Every morning, seventeen-year-old Maria Anís Rosario takes the subway an hour from her boisterous and close-knit family in Queens to her private high school on the Upper East Side, where she struggles to fit in as one of the only Latina students—until Rocky welcomes her into this new life. White, rebellious, and ignored by her wealthy parents, Rocky uses her money toward one goal: to get away with anything. To Maria, it’s a dazzling privilege.
As a bond develops between these unlikely friends, neither can see what they share most—jealousy and the desire for each other’s lives. But crackling under the surface of their seemingly supportive alliance, the girls begin to commit little betrayals as they strive to get closer to their ideals regardless of the consequences.
Told from the perspectives of Maria, Rocky, and their fathers, They Could Have Named Her Anything explores the heartfelt expectation of what it means to live up to the name you’ve been given and the more rewarding discovery of what really matters.
About the book
Sixteen-year-old Alex Rufus is trying his best. He tries to be the best employee he can be at the local ice cream shop; the best boyfriend he can be to his amazing girlfriend, Talia; the best protector he can be over his little brother, Isaiah. But as much as Alex tries, he often comes up short.
It’s hard to for him to be present when every time he touches an object or person, Alex sees into its future. When he touches a scoop, he has a vision of him using it to scoop ice cream. When he touches his car, he sees it years from now, totaled and underwater. When he touches Talia, he sees them at the precipice of breaking up, and that terrifies him. Alex feels these visions are a curse, distracting him, making him anxious and unable to live an ordinary life.

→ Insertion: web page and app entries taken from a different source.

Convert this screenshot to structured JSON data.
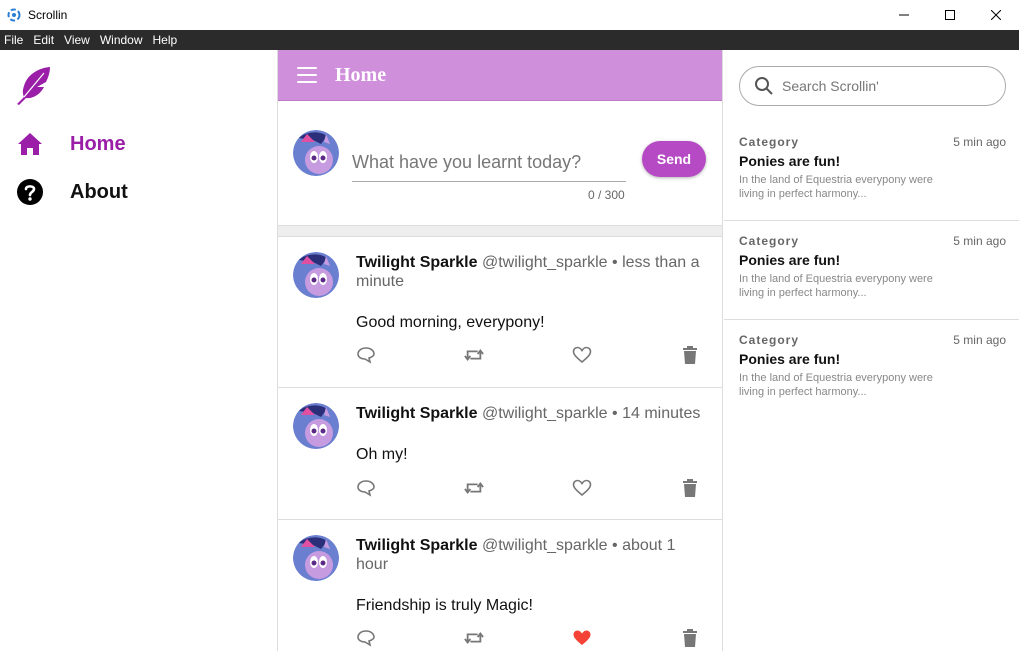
{
  "window": {
    "title": "Scrollin"
  },
  "menu": [
    "File",
    "Edit",
    "View",
    "Window",
    "Help"
  ],
  "sidebar": {
    "items": [
      {
        "label": "Home",
        "icon": "home-icon"
      },
      {
        "label": "About",
        "icon": "help-circle-icon"
      }
    ]
  },
  "header": {
    "title": "Home"
  },
  "composer": {
    "placeholder": "What have you learnt today?",
    "counter": "0 / 300",
    "send_label": "Send"
  },
  "posts": [
    {
      "name": "Twilight Sparkle",
      "handle": "@twilight_sparkle",
      "time": "• less than a minute",
      "body": "Good morning, everypony!",
      "liked": false
    },
    {
      "name": "Twilight Sparkle",
      "handle": "@twilight_sparkle",
      "time": "• 14 minutes",
      "body": "Oh my!",
      "liked": false
    },
    {
      "name": "Twilight Sparkle",
      "handle": "@twilight_sparkle",
      "time": "• about 1 hour",
      "body": "Friendship is truly Magic!",
      "liked": true
    }
  ],
  "search": {
    "placeholder": "Search Scrollin'"
  },
  "trends": [
    {
      "category": "Category",
      "time": "5 min ago",
      "title": "Ponies are fun!",
      "desc": "In the land of Equestria everypony were living in perfect harmony..."
    },
    {
      "category": "Category",
      "time": "5 min ago",
      "title": "Ponies are fun!",
      "desc": "In the land of Equestria everypony were living in perfect harmony..."
    },
    {
      "category": "Category",
      "time": "5 min ago",
      "title": "Ponies are fun!",
      "desc": "In the land of Equestria everypony were living in perfect harmony..."
    }
  ],
  "colors": {
    "accent": "#9a1ea8",
    "header": "#cf8fdb",
    "send": "#b64ac4",
    "like": "#f44336"
  }
}
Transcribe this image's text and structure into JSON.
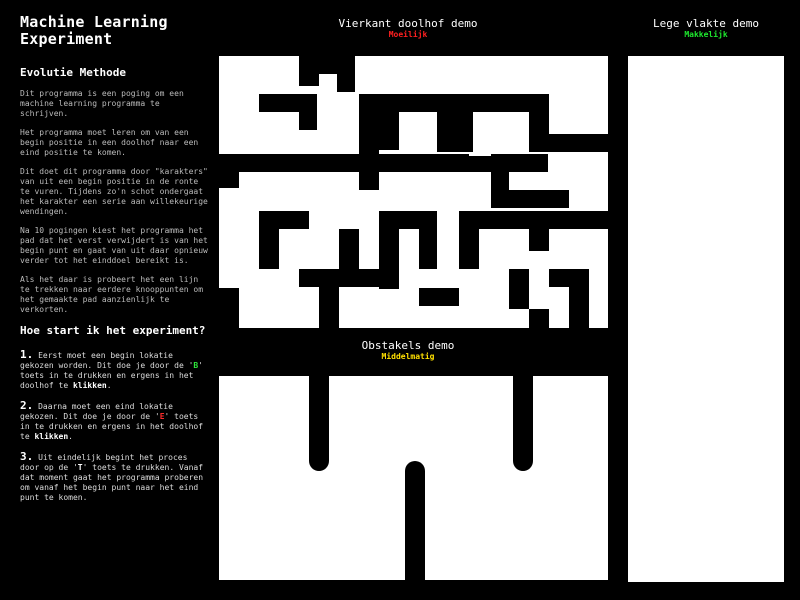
{
  "sidebar": {
    "title": "Machine Learning Experiment",
    "method_heading": "Evolutie Methode",
    "paragraphs": [
      "Dit programma is een poging om een machine learning programma te schrijven.",
      "Het programma moet leren om van een begin positie in een doolhof naar een eind positie te komen.",
      "Dit doet dit programma door \"karakters\" van uit een begin positie in de ronte te vuren. Tijdens zo'n schot ondergaat het karakter een serie aan willekeurige wendingen.",
      "Na 10 pogingen kiest het programma het pad dat het verst verwijdert is van het begin punt en gaat van uit daar opnieuw verder tot het einddoel bereikt is.",
      "Als het daar is probeert het een lijn te trekken naar eerdere knooppunten om het gemaakte pad aanzienlijk te verkorten."
    ],
    "start_heading": "Hoe start ik het experiment?",
    "steps": [
      {
        "num": "1.",
        "pre": "Eerst moet een begin lokatie gekozen worden. Dit doe je door de '",
        "key": "B",
        "mid": "' toets in te drukken en ergens in het doolhof te ",
        "action": "klikken",
        "post": "."
      },
      {
        "num": "2.",
        "pre": "Daarna moet een eind lokatie gekozen. Dit doe je door de '",
        "key": "E",
        "mid": "' toets in te drukken en ergens in het doolhof te ",
        "action": "klikken",
        "post": "."
      },
      {
        "num": "3.",
        "pre": "Uit eindelijk begint het proces door op de '",
        "key": "T",
        "mid": "' toets te drukken. Vanaf dat moment gaat het programma proberen om vanaf het begin punt naar het eind punt te komen.",
        "action": "",
        "post": ""
      }
    ]
  },
  "demos": {
    "square_maze": {
      "name": "Vierkant doolhof demo",
      "difficulty": "Moeilijk"
    },
    "empty_plane": {
      "name": "Lege vlakte demo",
      "difficulty": "Makkelijk"
    },
    "obstacles": {
      "name": "Obstakels demo",
      "difficulty": "Middelmatig"
    }
  },
  "colors": {
    "background": "#000000",
    "panel": "#ffffff",
    "hard": "#ff2020",
    "easy": "#1ee82e",
    "medium": "#ffe000",
    "key_b": "#2ee83a",
    "key_e": "#ff2b2b"
  }
}
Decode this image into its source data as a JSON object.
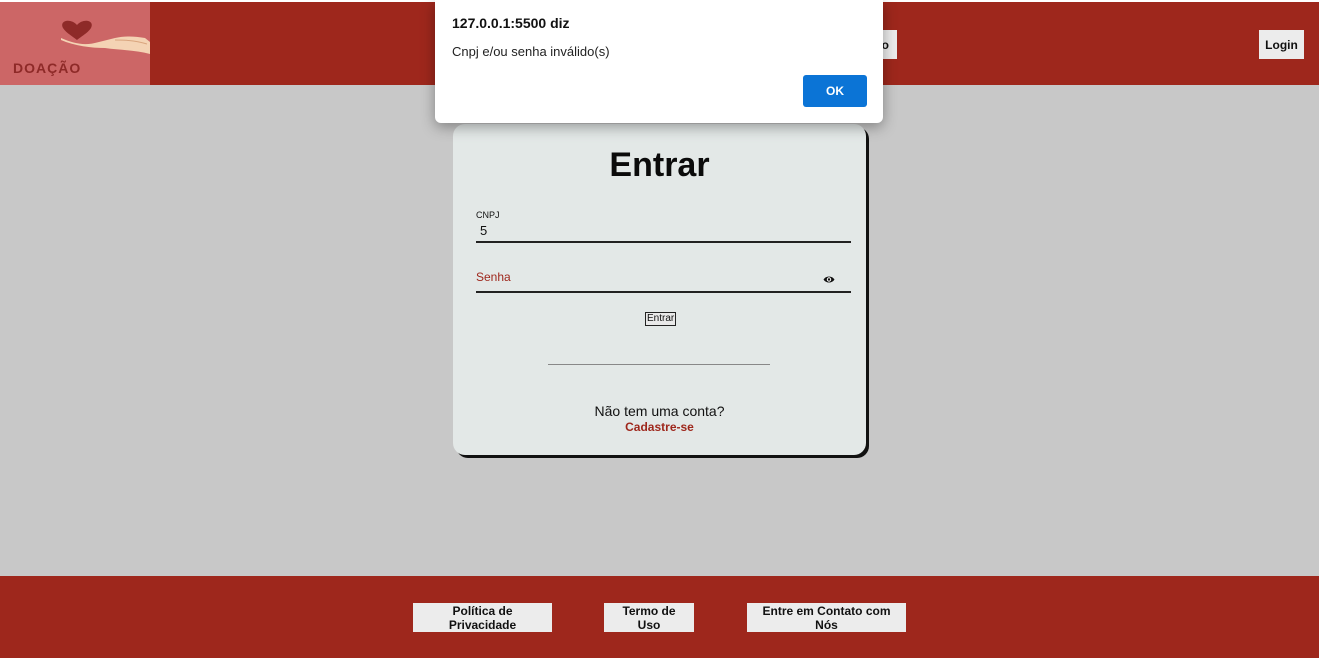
{
  "header": {
    "logo_text": "DOAÇÃO",
    "partial_button_label": "o",
    "login_label": "Login"
  },
  "dialog": {
    "title": "127.0.0.1:5500 diz",
    "message": "Cnpj e/ou senha inválido(s)",
    "ok_label": "OK"
  },
  "card": {
    "title": "Entrar",
    "cnpj_label": "CNPJ",
    "cnpj_value": "5",
    "senha_label": "Senha",
    "submit_label": "Entrar",
    "signup_question": "Não tem uma conta?",
    "signup_link": "Cadastre-se"
  },
  "footer": {
    "links": [
      {
        "label": "Política de Privacidade"
      },
      {
        "label": "Termo de Uso"
      },
      {
        "label": "Entre em Contato com Nós"
      }
    ]
  },
  "colors": {
    "brand_red": "#9e271c",
    "dialog_button": "#0b74d6",
    "background": "#c8c8c8"
  }
}
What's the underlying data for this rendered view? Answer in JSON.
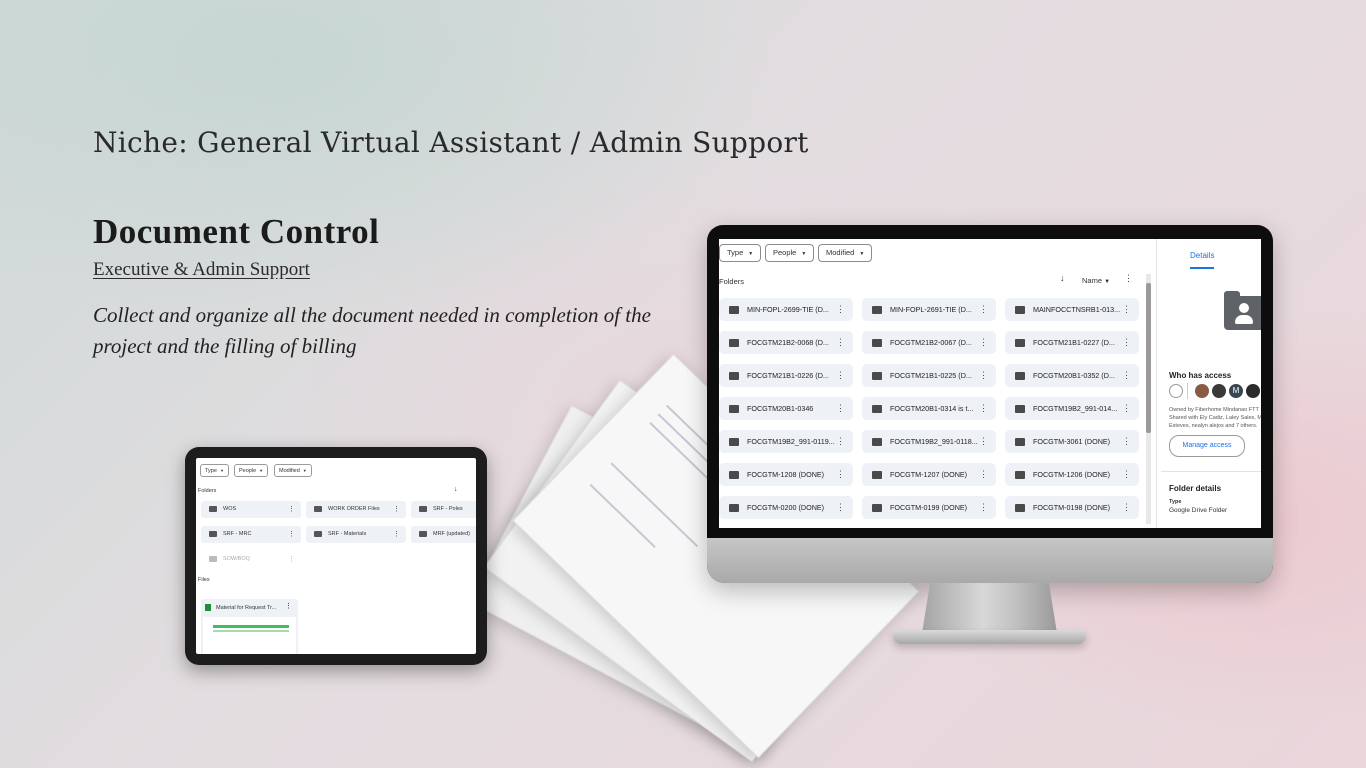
{
  "header": {
    "niche": "Niche: General Virtual Assistant / Admin Support",
    "title": "Document Control",
    "subtitle": "Executive & Admin Support",
    "description": "Collect and organize all the document needed in completion of the project and the filling of billing"
  },
  "tablet": {
    "filters": [
      "Type",
      "People",
      "Modified"
    ],
    "folders_label": "Folders",
    "folders": [
      "WOS",
      "WORK ORDER Files",
      "SRF - Poles",
      "SRF - MRC",
      "SRF - Materials",
      "MRF (updated)",
      "SOW/BOQ"
    ],
    "files_label": "Files",
    "file_name": "Material for Request Tr..."
  },
  "monitor": {
    "filters": [
      "Type",
      "People",
      "Modified"
    ],
    "folders_label": "Folders",
    "sort_label": "Name",
    "folders": [
      "MIN-FOPL-2699-TIE (D...",
      "MIN-FOPL-2691-TIE (D...",
      "MAINFOCCTNSRB1-013...",
      "FOCGTM21B2-0068 (D...",
      "FOCGTM21B2-0067 (D...",
      "FOCGTM21B1-0227 (D...",
      "FOCGTM21B1-0226 (D...",
      "FOCGTM21B1-0225 (D...",
      "FOCGTM20B1-0352 (D...",
      "FOCGTM20B1-0346",
      "FOCGTM20B1-0314 is t...",
      "FOCGTM19B2_991-014...",
      "FOCGTM19B2_991-0119...",
      "FOCGTM19B2_991-0118...",
      "FOCGTM-3061 (DONE)",
      "FOCGTM-1208 (DONE)",
      "FOCGTM-1207 (DONE)",
      "FOCGTM-1206 (DONE)",
      "FOCGTM-0200 (DONE)",
      "FOCGTM-0199 (DONE)",
      "FOCGTM-0198 (DONE)"
    ],
    "details": {
      "tab": "Details",
      "who_has_access": "Who has access",
      "owner_line": "Owned by Fiberhome Mindanao FTT",
      "shared_line": "Shared with Ely Cadiz, Laley Sales, M",
      "shared_line2": "Esteves, nealyn alejos and 7 others.",
      "manage_access": "Manage access",
      "folder_details": "Folder details",
      "type_label": "Type",
      "type_value": "Google Drive Folder",
      "avatar_letter": "M"
    }
  },
  "colors": {
    "accent": "#1a73e8",
    "card": "#eef1f6",
    "folder_icon": "#4a4a4a"
  }
}
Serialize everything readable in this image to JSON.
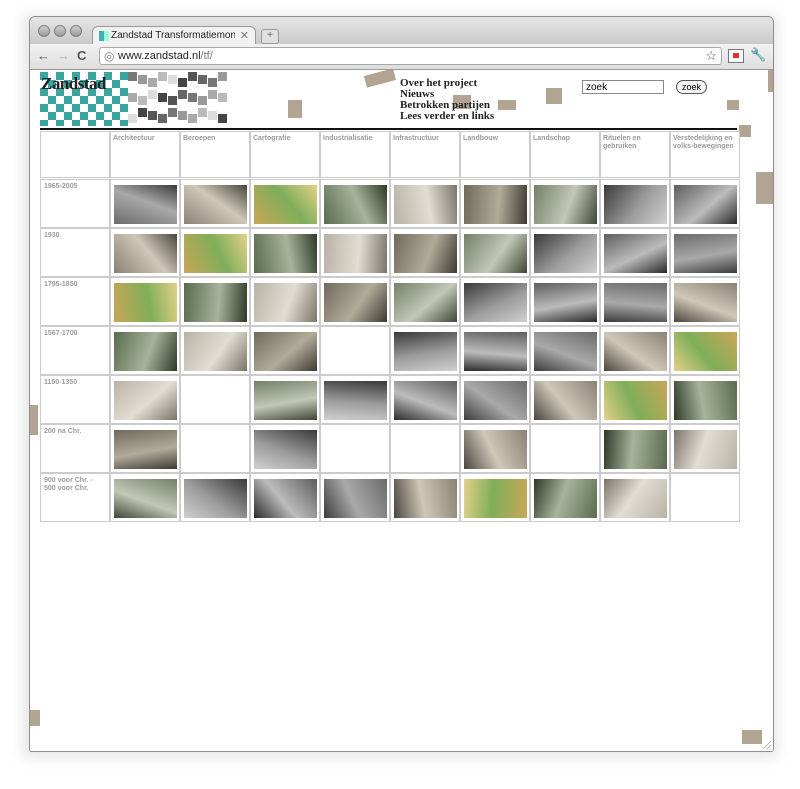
{
  "browser": {
    "tab_title": "Zandstad Transformatiemon",
    "tab_close": "✕",
    "new_tab": "+",
    "url_host": "www.zandstad.nl",
    "url_path": "/tf/",
    "back_icon": "←",
    "forward_icon": "→",
    "reload_icon": "C",
    "star_icon": "☆",
    "wrench_icon": "🔧"
  },
  "site": {
    "logo_text": "Zandstad",
    "menu": [
      "Over het project",
      "Nieuws",
      "Betrokken partijen",
      "Lees verder en links"
    ],
    "search_value": "zoek",
    "search_button": "zoek"
  },
  "table": {
    "columns": [
      "Architectuur",
      "Beroepen",
      "Cartografie",
      "Industrialisatie",
      "Infrastructuur",
      "Landbouw",
      "Landschap",
      "Rituelen en gebruiken",
      "Verstedelijking en volks-bewegingen"
    ],
    "rows": [
      {
        "period": "1965-2005",
        "cells": [
          1,
          1,
          1,
          1,
          1,
          1,
          1,
          1,
          1
        ]
      },
      {
        "period": "1930",
        "cells": [
          1,
          1,
          1,
          1,
          1,
          1,
          1,
          1,
          1
        ]
      },
      {
        "period": "1795-1850",
        "cells": [
          1,
          1,
          1,
          1,
          1,
          1,
          1,
          1,
          1
        ]
      },
      {
        "period": "1567-1700",
        "cells": [
          1,
          1,
          1,
          0,
          1,
          1,
          1,
          1,
          1
        ]
      },
      {
        "period": "1150-1350",
        "cells": [
          1,
          0,
          1,
          1,
          1,
          1,
          1,
          1,
          1
        ]
      },
      {
        "period": "200 na Chr.",
        "cells": [
          1,
          0,
          1,
          0,
          0,
          1,
          0,
          1,
          1
        ]
      },
      {
        "period": "900 voor Chr. - 500 voor Chr.",
        "cells": [
          1,
          1,
          1,
          1,
          1,
          1,
          1,
          1,
          0
        ]
      }
    ]
  },
  "colors": {
    "accent_teal": "#3aa59f",
    "blob": "#a89a86",
    "label_gray": "#9a9a9a"
  }
}
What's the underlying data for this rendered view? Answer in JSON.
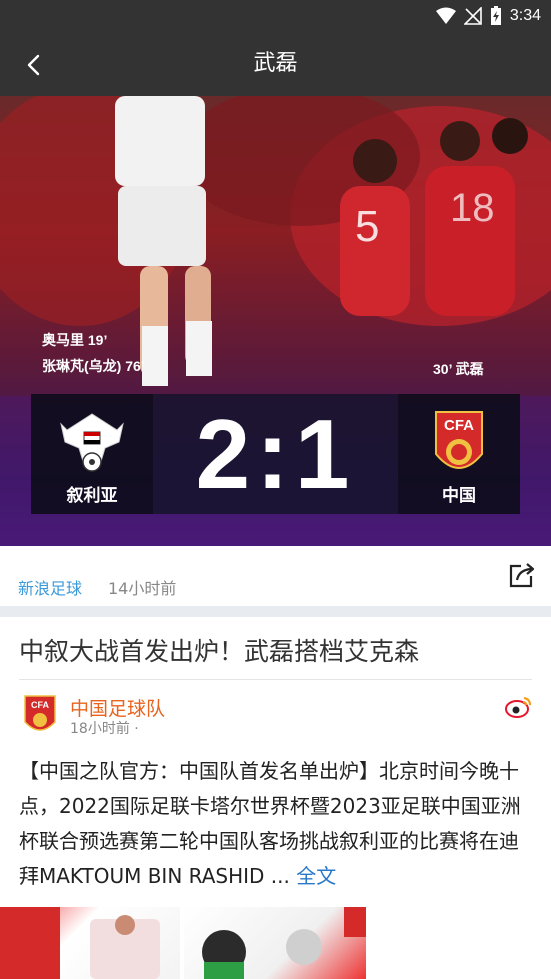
{
  "status_bar": {
    "time": "3:34",
    "icons": [
      "wifi-icon",
      "no-signal-icon",
      "battery-charging-icon"
    ]
  },
  "header": {
    "title": "武磊",
    "back_icon": "chevron-left-icon"
  },
  "match": {
    "home_team": "叙利亚",
    "away_team": "中国",
    "score_home": "2",
    "score_away": "1",
    "home_scorers": [
      "奥马里 19’",
      "张琳芃(乌龙) 76’"
    ],
    "away_scorers": [
      "30’ 武磊"
    ]
  },
  "meta": {
    "source": "新浪足球",
    "time": "14小时前",
    "share_icon": "share-icon"
  },
  "article": {
    "title": "中叙大战首发出炉！武磊搭档艾克森",
    "author": "中国足球队",
    "author_time": "18小时前 ·",
    "body": "【中国之队官方：中国队首发名单出炉】北京时间今晚十点，2022国际足联卡塔尔世界杯暨2023亚足联中国亚洲杯联合预选赛第二轮中国队客场挑战叙利亚的比赛将在迪拜MAKTOUM BIN RASHID ... ",
    "read_more": "全文"
  },
  "colors": {
    "header_bg": "#333333",
    "accent_blue": "#3a9ad9",
    "author_orange": "#e8641e"
  }
}
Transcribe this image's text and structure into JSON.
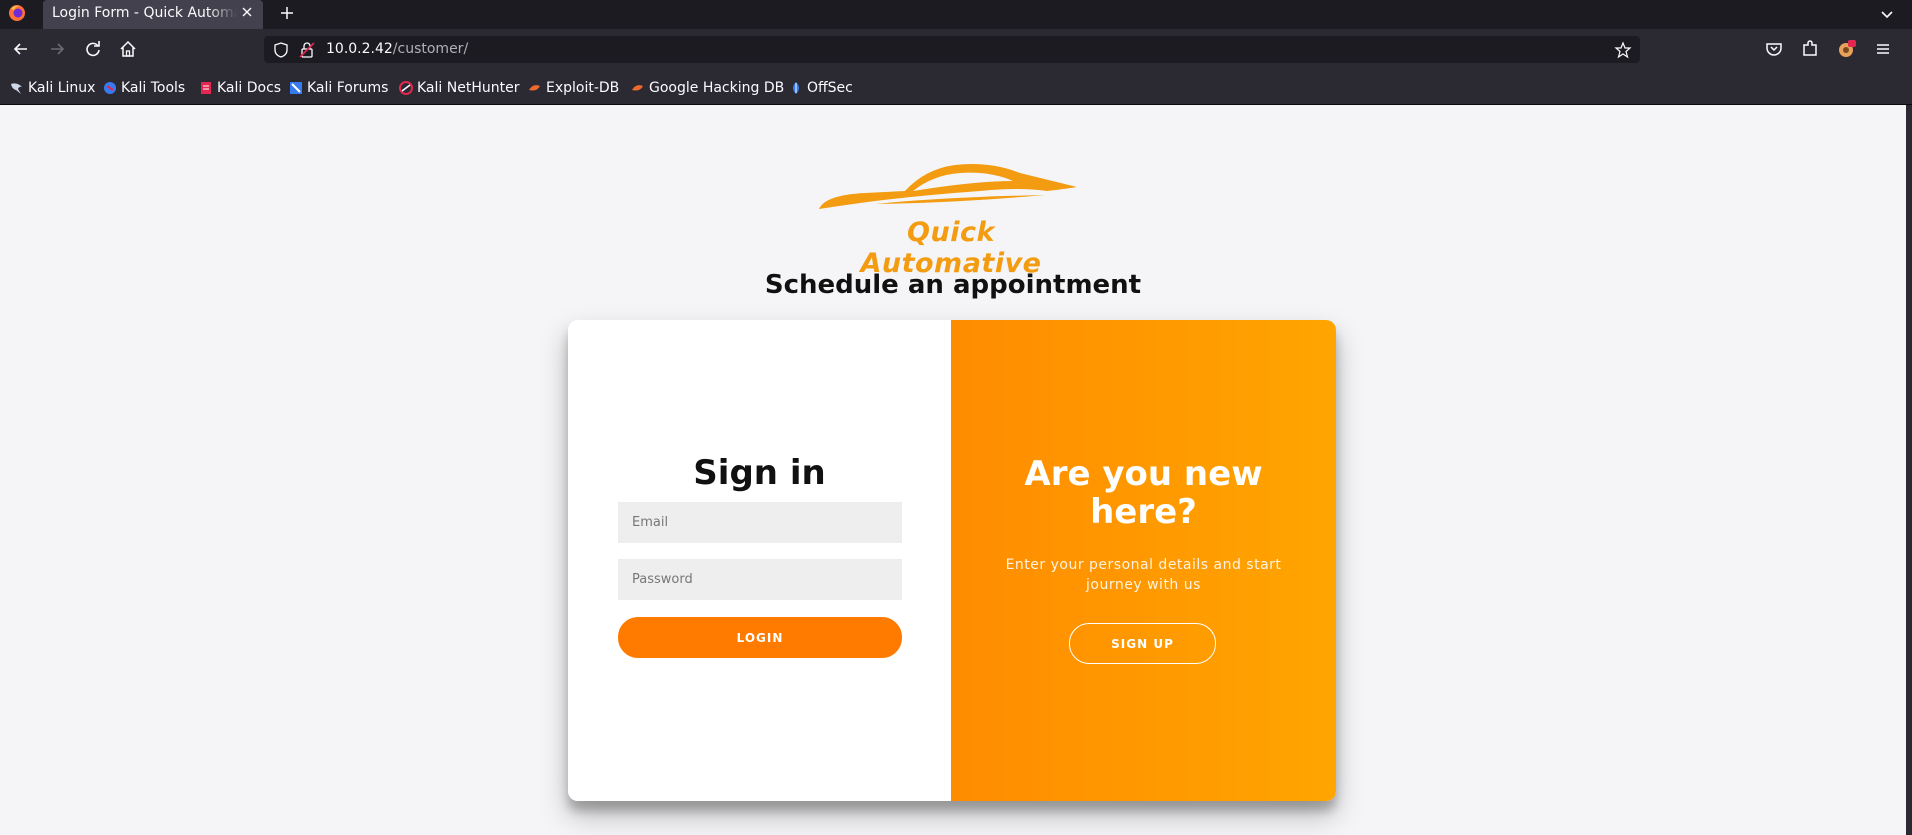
{
  "browser": {
    "tab_title": "Login Form - Quick Automative",
    "url_host": "10.0.2.42",
    "url_path": "/customer/",
    "bookmarks": [
      {
        "label": "Kali Linux",
        "icon": "kali-dragon-icon"
      },
      {
        "label": "Kali Tools",
        "icon": "kali-tools-icon"
      },
      {
        "label": "Kali Docs",
        "icon": "kali-docs-icon"
      },
      {
        "label": "Kali Forums",
        "icon": "kali-forums-icon"
      },
      {
        "label": "Kali NetHunter",
        "icon": "nethunter-icon"
      },
      {
        "label": "Exploit-DB",
        "icon": "exploit-db-icon"
      },
      {
        "label": "Google Hacking DB",
        "icon": "ghdb-icon"
      },
      {
        "label": "OffSec",
        "icon": "offsec-icon"
      }
    ]
  },
  "page": {
    "brand_name": "Quick Automative",
    "heading": "Schedule an appointment",
    "signin": {
      "title": "Sign in",
      "email_placeholder": "Email",
      "password_placeholder": "Password",
      "login_label": "LOGIN"
    },
    "signup_panel": {
      "title": "Are you new here?",
      "description": "Enter your personal details and start journey with us",
      "signup_label": "SIGN UP"
    }
  },
  "colors": {
    "accent": "#ff7b00",
    "panel_gradient_start": "#ff8c00",
    "panel_gradient_end": "#ffa500",
    "logo": "#f39c12"
  }
}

And when Alex touches a photo that gives him a vision of his brother’s imminent death, everything changes.
With Alex now in a race against time, death, and circumstances, he and Isaiah must grapple with their past, their future, and what it means to be a young Black man in America in the present.
The Monarch Book Club began in the Fall of 2019 to provide an opportunity for undergraduate students to connect with the ODU Libraries and with each other through engaging conversations about readings. Our purpose is to provide structure for leisure reading and meaningful discussion of a diverse set of literature to our undergraduate students. The book club is student-driven as much as possible. We encourage students to vote on book selections, to lead group discussions, and to participate in the planning process.
We hope that participants in Monarch Book Club will benefit from interaction with peers who also enjoy reading, lively discussion of a wide range of topics, and by connecting with the University Libraries and the broader campus community.